HOUSTON — While Major League Baseball issued a statement on Wednesday declaring “the matter closed” with regard to its investigation into an unauthorized individual with ties to the Astros who took pictures of the Red Sox dugout from the first base photo pit at Fenway Park, the feelings on the matter seem far from settled. Red Sox president of baseball operations Dave Dombrowski expressed annoyance with MLB’s resolution and more particularly with the Astros’ reaction to it.
MLB concluded that the individual wasn’t stealing signs from the Red Sox, and that he was monitoring the Red Sox before his removal by Fenway Park security in the third inning of Saturday’s Game 1 of the ALCS to ensure that Boston wasn’t using technology to gain a competitive advantage. Astros general manager Jeff Luhnow said that Houston scrutinizes other teams in their home parks as a standard operating procedure.
“We were playing defense; we were not playing offense. We wanted to assure a level playing field,” Luhnow said. “When we go into an opposing ballpark, we tend to look around and make sure that we don’t see any suspicious activity.
“We’ve been doing that as a matter of course for a while. Every once in a while . . . we reported it to MLB and we looked into it ourselves on certain cases and certain instances. We feel like it’s a value-added thing for us to do. That being said, MLB would prefer that we don’t look into it ourselves, that if we see something suspicious we relay it to them. And we’re going to abide by that going forward.”
Luhnow said the Astros had no specific concern about the Red Sox or Fenway Park.
“Everything was fine as far as we could tell,” he said. “[There was] no particular concern at Fenway Park. It’s the ALCS, so these games matter a lot.”
Even with that disclaimer by Luhnow, Dombrowski took issue with both the Astros’ implication that they had been unaware they were doing anything wrong prior to MLB’s investigation and with Luhnow’s claim that the Astros felt compelled to track the behavior of other teams.
As such, when asked if he was satisfied with the resolution of MLB’s investigation, Dombrowski expressed mixed feelings.
“Yes, I do not think that person in the camera well was stealing signs, so I understand that was resolved. No, in the sense that, first of all, there was a violation. A person was in a credential box that shouldn’t have been there. He wasn’t supposed to be there,” said Dombrowski. “Secondly, I don’t like the implication that the Boston Red Sox were doing anything illegal. And so, I don’t think that the issue is actually closed for Major League Baseball from what I’ve been advised from the Commissioner’s Office. So there’s a lot more steps that are attached to this. So yes, I think it’s partially closed, but I don’t think it’s all the way closed.”
Dombrowski, who noted that the Red Sox were fined by MLB in 2017 for the illegal use of a Fitbit in the dugout as part of a sign-stealing operation, said that even if the Astros were merely trying to play defense, they were engaging in behavior that already had been clearly defined as unacceptable.

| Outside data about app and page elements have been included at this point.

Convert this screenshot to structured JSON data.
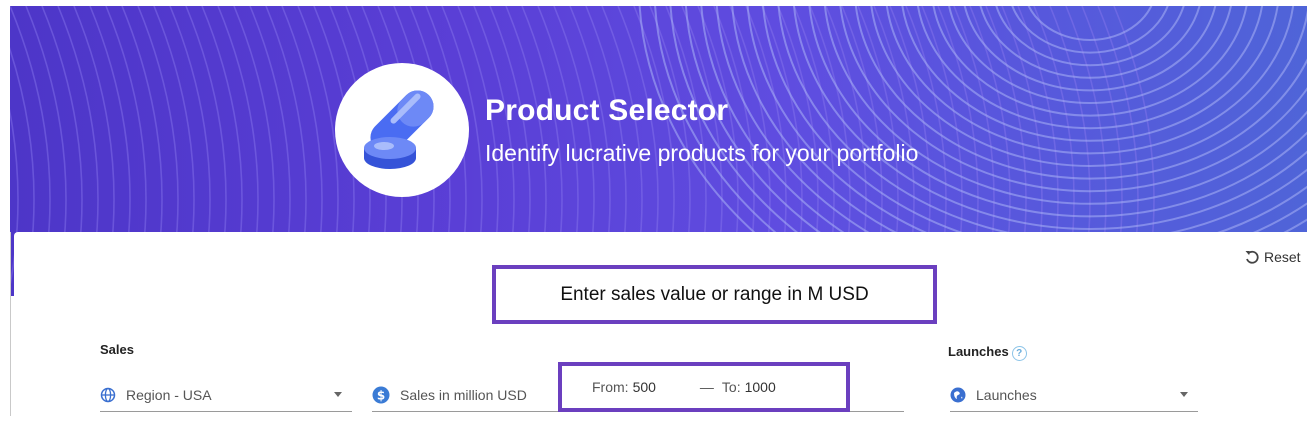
{
  "hero": {
    "title": "Product Selector",
    "subtitle": "Identify lucrative products for your portfolio",
    "logo_icon": "pill-capsule-icon"
  },
  "toolbar": {
    "reset_label": "Reset",
    "reset_icon": "reset-arrow-icon"
  },
  "callout": {
    "text": "Enter sales value or range in M USD"
  },
  "filters": {
    "sales_label": "Sales",
    "launches_label": "Launches",
    "launches_help": "?",
    "region": {
      "icon": "globe-icon",
      "value": "Region - USA"
    },
    "sales": {
      "icon": "dollar-circle-icon",
      "label": "Sales in million USD",
      "from_label": "From:",
      "from_value": "500",
      "separator": "—",
      "to_label": "To:",
      "to_value": "1000"
    },
    "launches": {
      "icon": "launch-globe-icon",
      "placeholder": "Launches"
    }
  },
  "colors": {
    "banner": "#5a3fd6",
    "highlight_border": "#6b3fbf",
    "sales_icon": "#3a7bd5"
  }
}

“That person was told in the other series against Cleveland that he should not be in there, and yet he went back in there . . . The person is not an employee of the Houston Astros. That person was not supposed to be a credentialed person in that box. I know that for a fact. It’s a bad thing to put it upon our lap for me,” said Dombrowski. “So to me, when they say they’re doing this to protect themselves, they’re also not listening to authorities from above. I again don’t like the implication that we’re doing anything wrong.
“[The Astros] can do whatever they would like. It’s not my job to run their organization. But I don’t like the implication that we were doing something wrong.”
According to an industry source, the investigation into the specific behavior of the individual at Fenway Park was indeed closed from a fact-finding standpoint. But the Commissioner’s Office still could punish the Astros for the inappropriate use of video equipment. Such a determination, however, likely wouldn’t come before the offseason.
While any punishment remains uncertain, there is no doubt that the subject of teams’ use of technology for inappropriate purposes — whether sign-stealing, swiping scouting reports, or other applications — will be a topic of conversation at the GM meetings and in the Commissioner’s Office this winter.
At this point, the topic is unavoidable. The explosion of available video feeds in the ballpark under current replay rules has fueled what numerous evaluators describe as a culture of paranoia about the practices of teams.
That culture, in turn, has forced teams to engage in countermeasures, including ever more complicated — and deliberate — signals between pitchers and catchers as well as the coaches and the field, something that can impact both the pace and quality of play. At the same time, national conversations about whether teams are engaged in inappropriate behavior are distracting from conversations about the playoff competition for the second straight year.
“There’s some unintended consequences that come with the advancement of technology. And I certainly think it’s a league-wide conversation that needs to happen in time,” said Astros manager A.J. Hinch. “I mean, it’s happening right now during a really important series and I just think it’s bigger than us.
“It’s bigger than any team. It’s bigger than any series. It needs to be corralled because of the state of the concern over it . . . When teams are curious about us or we’re curious about other teams, it’s largely a distraction away from the best part of the game, which is on the field with the players.”